### Exercise
All lines below are to be output exactly as they stand.

### Material for this exercise
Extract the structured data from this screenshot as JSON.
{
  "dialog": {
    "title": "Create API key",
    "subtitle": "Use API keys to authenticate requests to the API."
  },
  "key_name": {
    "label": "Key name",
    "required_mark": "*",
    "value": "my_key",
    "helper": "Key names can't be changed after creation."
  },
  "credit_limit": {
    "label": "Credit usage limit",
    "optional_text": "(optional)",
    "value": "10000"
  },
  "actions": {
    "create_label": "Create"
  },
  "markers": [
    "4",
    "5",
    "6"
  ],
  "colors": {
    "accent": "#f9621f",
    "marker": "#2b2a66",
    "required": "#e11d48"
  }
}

### Task response
Extract the structured data from this screenshot as JSON.
{
  "dialog": {
    "title": "Create API key",
    "subtitle": "Use API keys to authenticate requests to the API."
  },
  "key_name": {
    "label": "Key name",
    "required_mark": "*",
    "value": "my_key",
    "helper": "Key names can't be changed after creation."
  },
  "credit_limit": {
    "label": "Credit usage limit",
    "optional_text": "(optional)",
    "value": "10000"
  },
  "actions": {
    "create_label": "Create"
  },
  "markers": [
    "4",
    "5",
    "6"
  ],
  "colors": {
    "accent": "#f9621f",
    "marker": "#2b2a66",
    "required": "#e11d48"
  }
}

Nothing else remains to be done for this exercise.